Plaintiff sues the Postal Service for Mitchell's alleged slander. Absent a specific waiver by the government, sovereign immunity bars lawsuits for damages against the United States, its 3 agencies and government employees acting in their official capacity. FDIC v. Meyer, 510 U.S. 471, 475 (1994); Clark v. Library of Congress, 750 F.2d 89, 102-03 (D.C. Cir. 1984). "[A] waiver of sovereign immunity must be 'unequivocally expressed' and its conditions must be 'strictly observed and exceptions thereto are not to be implied.'" Blackmon-Malloy v. U.S. Capitol Police Bd., 338 F. Supp.2d 97, 103 (D.D.C. 2004) (quoting Lehman v. Nakshian, 453 U.S. 156, 160-61 (1981)). The Federal Tort Claims Act ("FTCA"), 28 U.S.C. § 2671 et seq., waives the United States' immunity, but only as to certain common law torts. See 28 U.S.C. §§ 1346(b)(1), 2679(b). The FTCA explicitly prohibits a claim for slander. See 28 U.S.C. § 2680(h). The Court therefore lacks subject matter jurisdiction over this claim.
Plaintiff also alleges, inter alia, that since 1999, Compl. at 7, the Postal Service has "been keeping plaintiff under surveillance by unauthorized use of electronic devices of wire for audio and oral communication while plaintiff was in their facilities." Id. at 4. Her sole allegation against the non-federal defendants, two of whom have her surname, seems to be that they engaged in some sort of conspiracy with the Postal Service. Id. Plaintiff has stated no supporting facts. "[F]ederal courts are without power to entertain claims otherwise within their jurisdiction if they are 'so attenuated and unsubstantial as to be absolutely devoid of merit.'" Hagans v. Lavine, 415 U.S. 528, 536 (1974) (quoting Newburyport Water Co. v. Newburyport, 193 U.S. 561, 579 (1904)) (citing cases); accord Best v. Kelly, 39 F.3d 328, 330 (D.C. Cir. 1994) ("jurisdiction is lacking when the complaint is patently insubstantial presenting no federal question suitable for decision" or, inter alia, "essentially fictitious") (citing cases) (internal quotation marks omitted). This claim presents the type of "bizarre conspiracy theories" warranting dismissal for lack of subject matter jurisdiction. Best, 39 F.3d at 330.
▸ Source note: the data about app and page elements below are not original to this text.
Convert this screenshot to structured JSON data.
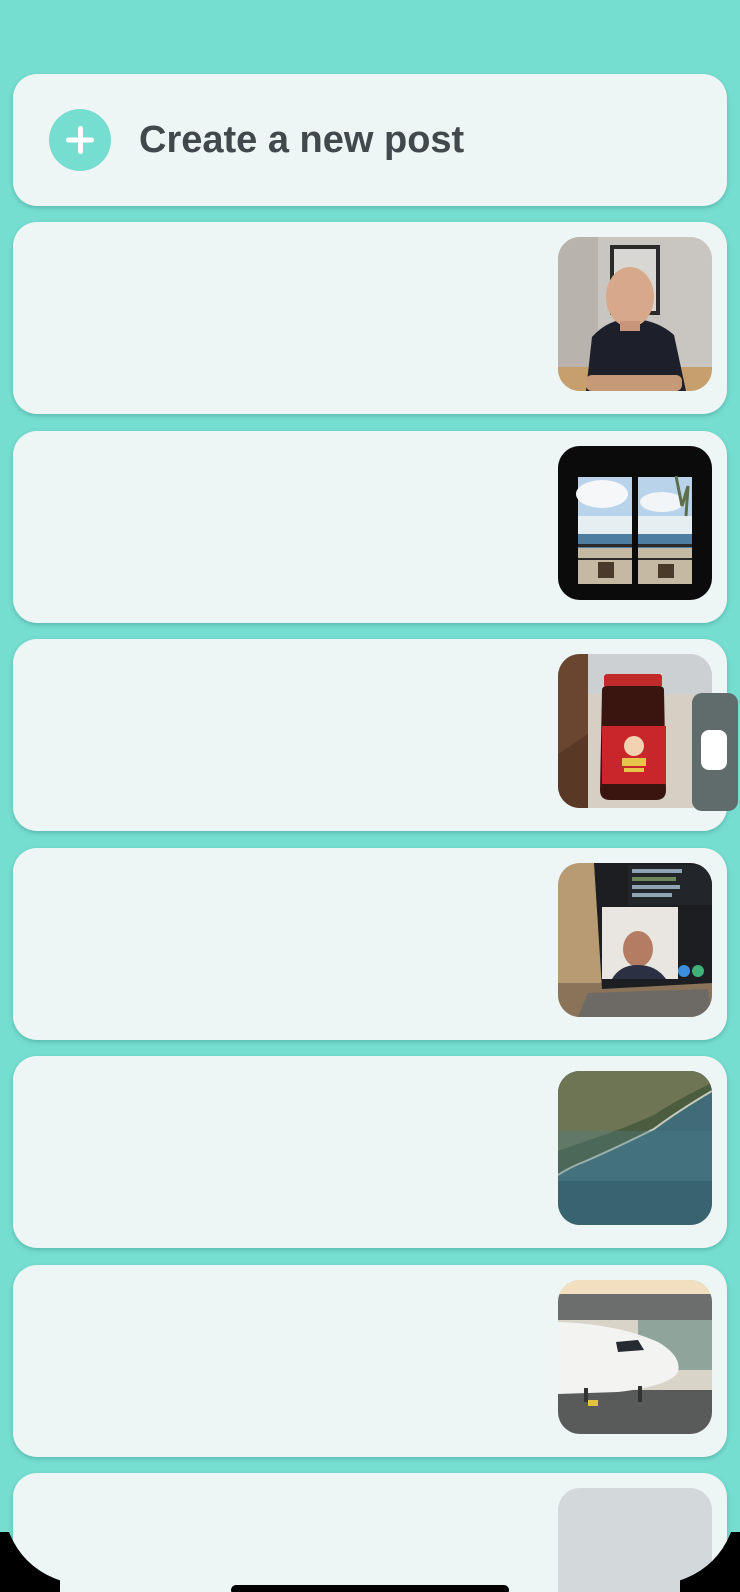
{
  "create_post": {
    "label": "Create a new post",
    "icon": "plus-icon"
  },
  "posts": [
    {
      "thumbnail": "photo-man-portrait"
    },
    {
      "thumbnail": "photo-window-sea-view"
    },
    {
      "thumbnail": "photo-chili-oil-jar"
    },
    {
      "thumbnail": "photo-laptop-video-call"
    },
    {
      "thumbnail": "photo-aerial-coastline"
    },
    {
      "thumbnail": "photo-airplane-at-gate"
    },
    {
      "thumbnail": "photo-placeholder"
    }
  ],
  "colors": {
    "background": "#76ddd1",
    "card": "#edf5f5",
    "accent": "#76ddd1",
    "text": "#42494c"
  }
}
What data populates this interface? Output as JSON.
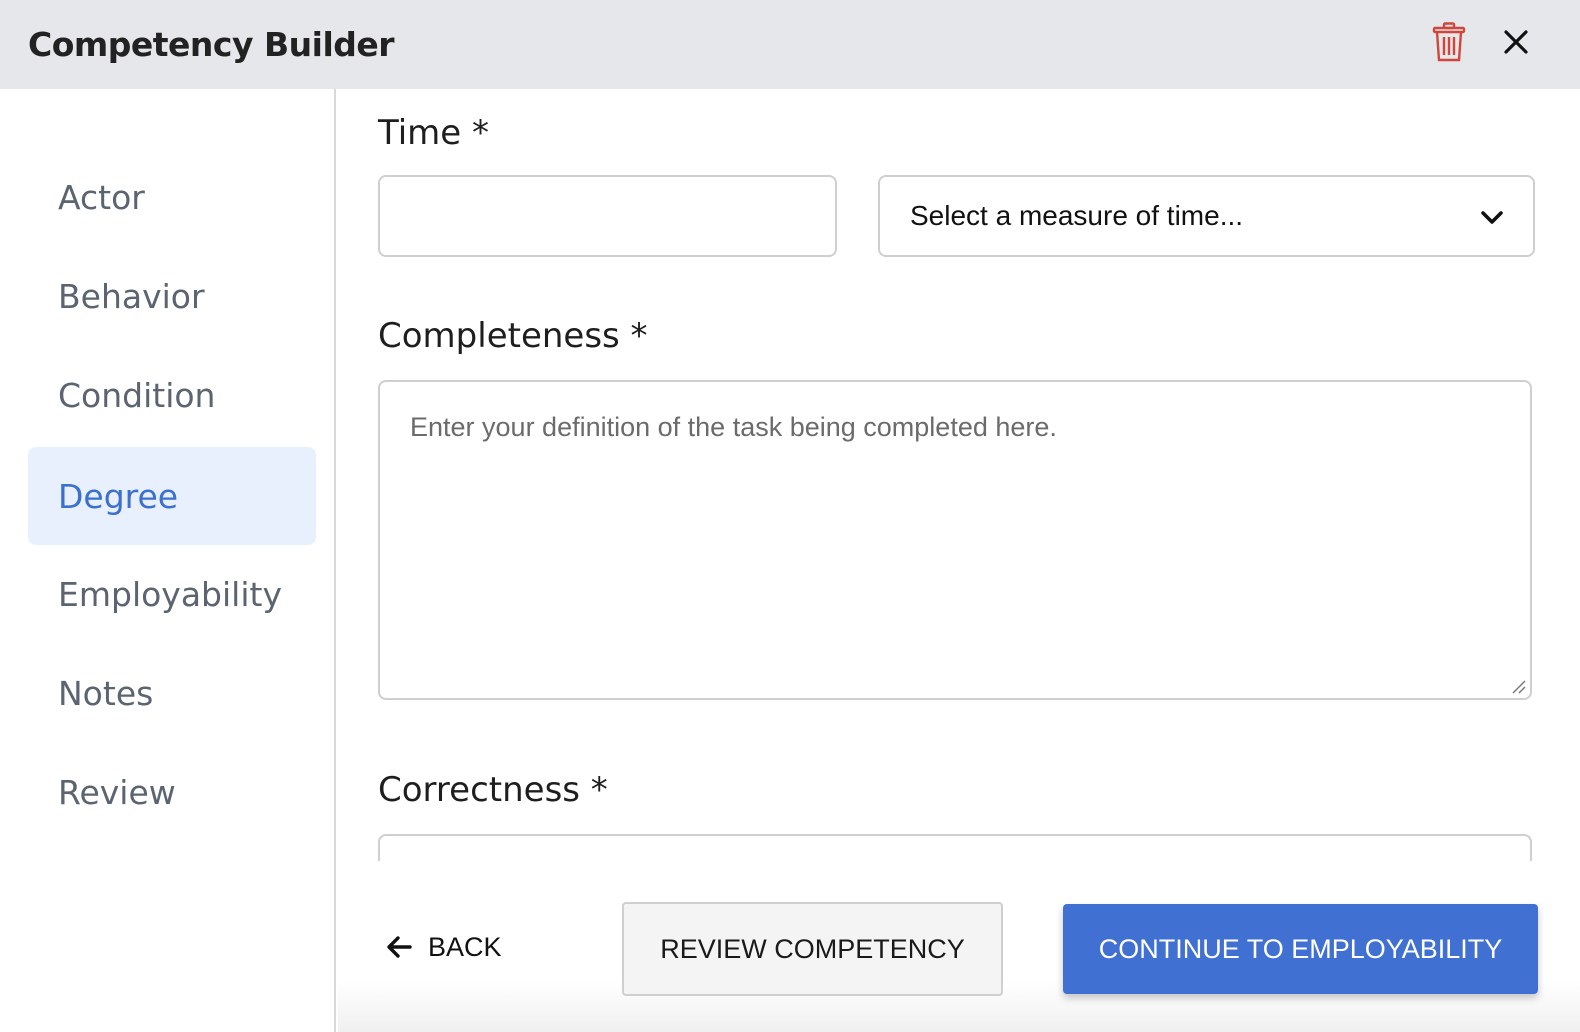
{
  "header": {
    "title": "Competency Builder",
    "icons": {
      "delete": "trash-icon",
      "close": "close-icon"
    },
    "delete_icon_color": "#d0463b"
  },
  "sidebar": {
    "items": [
      {
        "label": "Actor",
        "active": false
      },
      {
        "label": "Behavior",
        "active": false
      },
      {
        "label": "Condition",
        "active": false
      },
      {
        "label": "Degree",
        "active": true
      },
      {
        "label": "Employability",
        "active": false
      },
      {
        "label": "Notes",
        "active": false
      },
      {
        "label": "Review",
        "active": false
      }
    ],
    "active_color": "#3b6fd0",
    "active_bg": "#e8f0fd"
  },
  "form": {
    "time": {
      "label": "Time *",
      "value": "",
      "measure_select": {
        "selected": "Select a measure of time..."
      }
    },
    "completeness": {
      "label": "Completeness *",
      "placeholder": "Enter your definition of the task being completed here.",
      "value": ""
    },
    "correctness": {
      "label": "Correctness *",
      "value": ""
    }
  },
  "footer": {
    "back_label": "BACK",
    "review_label": "REVIEW COMPETENCY",
    "continue_label": "CONTINUE TO EMPLOYABILITY",
    "accent": "#4170d3"
  }
}
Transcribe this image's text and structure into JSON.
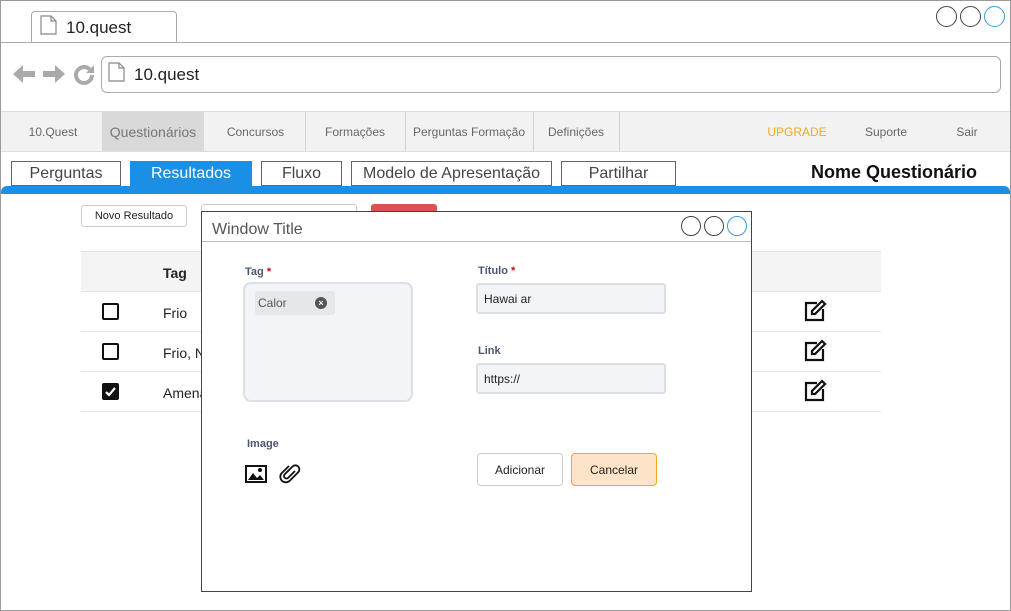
{
  "browser": {
    "tab_title": "10.quest",
    "address": "10.quest"
  },
  "appnav": {
    "items": [
      "10.Quest",
      "Questionários",
      "Concursos",
      "Formações",
      "Perguntas Formação",
      "Definições"
    ],
    "upgrade": "UPGRADE",
    "support": "Suporte",
    "exit": "Sair"
  },
  "subtabs": [
    "Perguntas",
    "Resultados",
    "Fluxo",
    "Modelo de Apresentação",
    "Partilhar"
  ],
  "questionnaire_name": "Nome Questionário",
  "content": {
    "new_result_button": "Novo Resultado",
    "table_header_tag": "Tag",
    "rows": [
      {
        "tag": "Frio",
        "checked": false
      },
      {
        "tag": "Frio, N",
        "checked": false
      },
      {
        "tag": "Amena",
        "checked": true
      }
    ]
  },
  "modal": {
    "title": "Window Title",
    "tag_label": "Tag",
    "tag_chip": "Calor",
    "title_label": "Título",
    "title_value": "Hawai ar",
    "link_label": "Link",
    "link_value": "https://",
    "image_label": "Image",
    "add_button": "Adicionar",
    "cancel_button": "Cancelar",
    "required_mark": "*"
  },
  "colors": {
    "accent_blue": "#1a8fe3",
    "upgrade_orange": "#f5a623",
    "cancel_bg": "#fde3c8"
  }
}
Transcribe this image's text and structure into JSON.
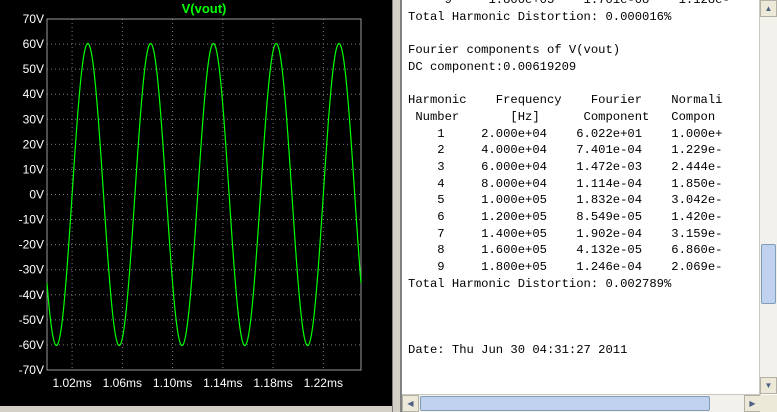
{
  "chart_data": {
    "type": "line",
    "title": "V(vout)",
    "xlabel": "",
    "ylabel": "",
    "x_ticks": [
      "1.02ms",
      "1.06ms",
      "1.10ms",
      "1.14ms",
      "1.18ms",
      "1.22ms"
    ],
    "x_tick_values": [
      1.02,
      1.06,
      1.1,
      1.14,
      1.18,
      1.22
    ],
    "y_ticks": [
      "70V",
      "60V",
      "50V",
      "40V",
      "30V",
      "20V",
      "10V",
      "0V",
      "-10V",
      "-20V",
      "-30V",
      "-40V",
      "-50V",
      "-60V",
      "-70V"
    ],
    "y_tick_values": [
      70,
      60,
      50,
      40,
      30,
      20,
      10,
      0,
      -10,
      -20,
      -30,
      -40,
      -50,
      -60,
      -70
    ],
    "xlim": [
      1.0,
      1.25
    ],
    "ylim": [
      -70,
      70
    ],
    "grid": true,
    "series": [
      {
        "name": "V(vout)",
        "color": "#00ff00",
        "amplitude": 60.22,
        "frequency_hz": 20000,
        "x_units": "ms",
        "x_peaks": [
          1.0325,
          1.0825,
          1.1325,
          1.1825
        ]
      }
    ]
  },
  "colors": {
    "plot_background": "#000000",
    "grid": "#7a7a7a",
    "trace": "#00ff00",
    "axis_text": "#ffffff"
  },
  "output": {
    "lines": [
      "     9     1.800e+05    1.701e-08    1.128e-",
      "Total Harmonic Distortion: 0.000016%",
      "",
      "Fourier components of V(vout)",
      "DC component:0.00619209",
      "",
      "Harmonic    Frequency    Fourier    Normali",
      " Number       [Hz]      Component   Compon",
      "    1     2.000e+04    6.022e+01    1.000e+",
      "    2     4.000e+04    7.401e-04    1.229e-",
      "    3     6.000e+04    1.472e-03    2.444e-",
      "    4     8.000e+04    1.114e-04    1.850e-",
      "    5     1.000e+05    1.832e-04    3.042e-",
      "    6     1.200e+05    8.549e-05    1.420e-",
      "    7     1.400e+05    1.902e-04    3.159e-",
      "    8     1.600e+05    4.132e-05    6.860e-",
      "    9     1.800e+05    1.246e-04    2.069e-",
      "Total Harmonic Distortion: 0.002789%",
      "",
      "",
      "",
      "Date: Thu Jun 30 04:31:27 2011"
    ]
  },
  "scrollbars": {
    "up_arrow": "▲",
    "down_arrow": "▼",
    "left_arrow": "◀",
    "right_arrow": "▶"
  }
}
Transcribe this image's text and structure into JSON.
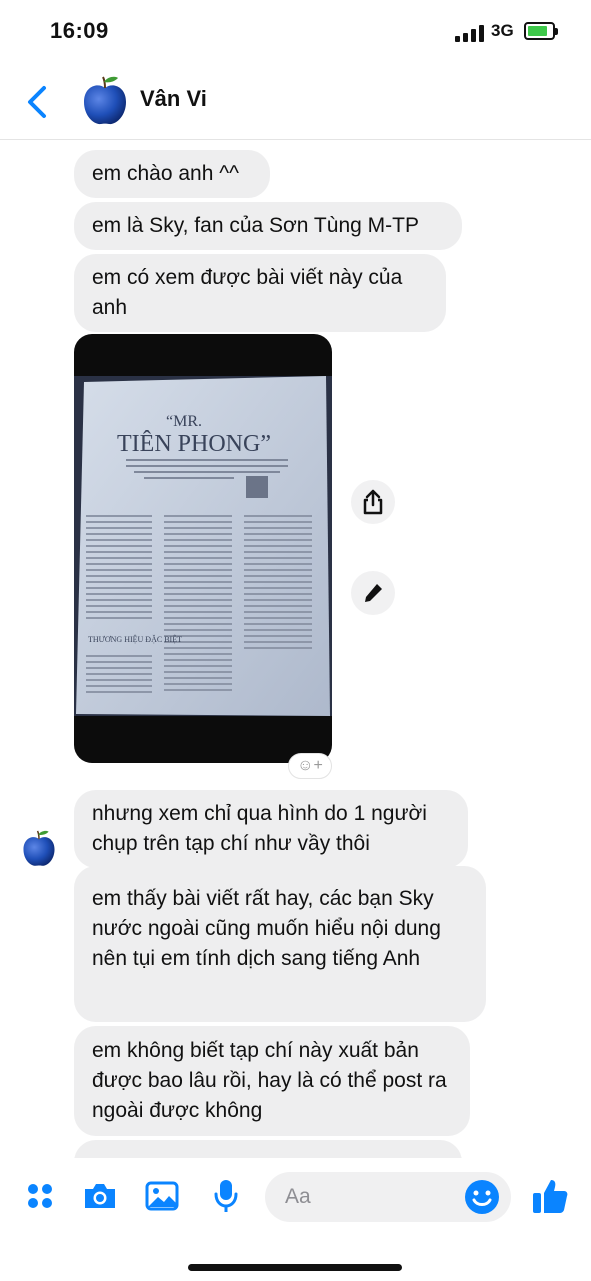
{
  "status": {
    "time": "16:09",
    "network": "3G"
  },
  "header": {
    "contact_name": "Vân Vi"
  },
  "messages": [
    "em chào anh ^^",
    "em là Sky, fan của Sơn Tùng M-TP",
    "em có xem được bài viết này của anh",
    "nhưng xem chỉ qua hình do 1 người chụp trên tạp chí như vầy thôi",
    "em thấy bài viết rất hay, các bạn Sky nước ngoài cũng muốn hiểu nội dung nên tụi em tính dịch sang tiếng Anh",
    "em không biết tạp chí này xuất bản được bao lâu rồi, hay là có thể post ra ngoài được không"
  ],
  "photo": {
    "title_line1": "“MR.",
    "title_line2": "TIÊN PHONG”",
    "subhead": "THƯƠNG HIỆU ĐẶC BIỆT"
  },
  "composer": {
    "placeholder": "Aa"
  },
  "colors": {
    "accent": "#0a84ff",
    "bubble": "#eeeeef",
    "avatar": "#1f4fb8"
  }
}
B. Failure to State a Claim
With respect to the IIED claim, District of Columbia law "requires the plaintiff to show (1) extreme and outrageous conduct by the defendant which (2) intentionally or recklessly (3) cause[d] the plaintiff severe emotional distress." Ben-Kotel v. Howard University, 156 F. Supp.2d 8, 14 (D.D.C. 2001) (quotations and citations omitted)). "Liability will be imposed only for conduct so outrageous in character, and so extreme in degree, as to go beyond all possible bounds of decency, and to be regarded as atrocious, and utterly intolerable in a civilized community." Thompson v. Jasas Corp., 212 F. Supp.2d 21, 27-28 (D.D.C. 2002) (citing Homan v. Goyal, 711 A.2d 812, 818 (D.C. 1998)) (internal quotation marks omitted).
Plaintiff alleges that "while frowning and with a squenched [sic] nose as her hand waved back and forth in front of her nose," Mitchell said "'[c]ould you step to the next counter to look through [a zip code directory] because you're wearing cologne and I smell you.'" Compl. at 3. At plaintiff's request to "be sure of [the] exact words," Mitchell repeated the words. Id. The Postal Service rightly asserts that plaintiff's conclusory assertions and use of "buzzwords" fail to provide any factual support for an IIED claim. See Def.'s Mem. at 7-8. Even if proven, Mitchell's comment "does not approach the high extreme and outrageous" conduct required to support an IIED claim. Steele v. Isikoff, 130 F. ...